• _ENTRIES SUPPLIED_:
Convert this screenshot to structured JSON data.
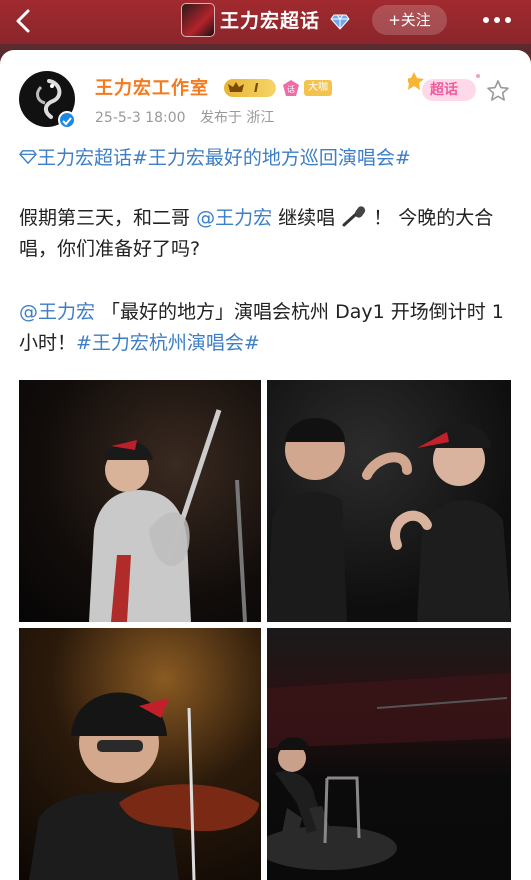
{
  "header": {
    "title": "王力宏超话",
    "follow_label": "+关注"
  },
  "post": {
    "username": "王力宏工作室",
    "vip_level": "I",
    "rank_badge": "大咖",
    "chaohua_tag": "超话",
    "date": "25-5-3 18:00",
    "location": "发布于 浙江",
    "topics_line": "王力宏超话#王力宏最好的地方巡回演唱会#",
    "para1_before": "假期第三天，和二哥",
    "para1_mention": "@王力宏",
    "para1_mid": " 继续唱",
    "para1_after": "！ 今晚的大合唱，你们准备好了吗?",
    "para2_mention": "@王力宏",
    "para2_text": " 「最好的地方」演唱会杭州 Day1 开场倒计时 1小时！",
    "para2_topic": "#王力宏杭州演唱会#"
  },
  "photos": [
    {
      "name": "photo-guitar"
    },
    {
      "name": "photo-talk"
    },
    {
      "name": "photo-violin"
    },
    {
      "name": "photo-seated"
    }
  ],
  "colors": {
    "header_bg": "#a12a2f",
    "username": "#f47a20",
    "link_blue": "#3d7ec6"
  }
}
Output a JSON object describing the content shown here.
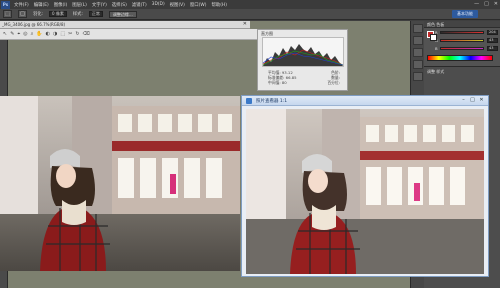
{
  "menubar": {
    "logo": "Ps",
    "items": [
      "文件(F)",
      "编辑(E)",
      "图像(I)",
      "图层(L)",
      "文字(Y)",
      "选择(S)",
      "滤镜(T)",
      "3D(D)",
      "视图(V)",
      "窗口(W)",
      "帮助(H)"
    ],
    "controls": [
      "—",
      "□",
      "✕"
    ]
  },
  "options": {
    "feather_label": "羽化:",
    "feather_value": "0 像素",
    "style_label": "样式:",
    "style_value": "正常",
    "refine_button": "调整边缘...",
    "workspace_button": "基本功能"
  },
  "doc1": {
    "tab_label": "_MG_3406.jpg @ 66.7%(RGB/8)",
    "close": "✕",
    "tool_icons": [
      "↖",
      "✎",
      "⌖",
      "◎",
      "⌕",
      "✋",
      "◐",
      "◑",
      "⬚",
      "✂",
      "↻",
      "⌫"
    ]
  },
  "histogram": {
    "title": "直方图",
    "stats": [
      [
        "平均值: 93.12",
        "色阶: "
      ],
      [
        "标准偏差: 66.85",
        "数量: "
      ],
      [
        "中间值: 80",
        "百分位: "
      ]
    ]
  },
  "color_panel": {
    "tabs": "颜色  色板",
    "channels": [
      {
        "label": "R",
        "value": "204",
        "color": "#c42b2b"
      },
      {
        "label": "G",
        "value": "43",
        "color": "#2bc42b"
      },
      {
        "label": "B",
        "value": "43",
        "color": "#2b2bc4"
      }
    ]
  },
  "adjustments": {
    "label": "调整  样式"
  },
  "doc2": {
    "title": "照片查看器 1:1"
  },
  "colors": {
    "accent": "#2d5a9e",
    "workspace": "#7d806f",
    "panel": "#535353"
  }
}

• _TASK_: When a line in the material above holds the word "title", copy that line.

• _ANSWER SECTION_:
    "title": "王力宏超话",
    "title": "直方图",
    "title": "照片查看器 1:1"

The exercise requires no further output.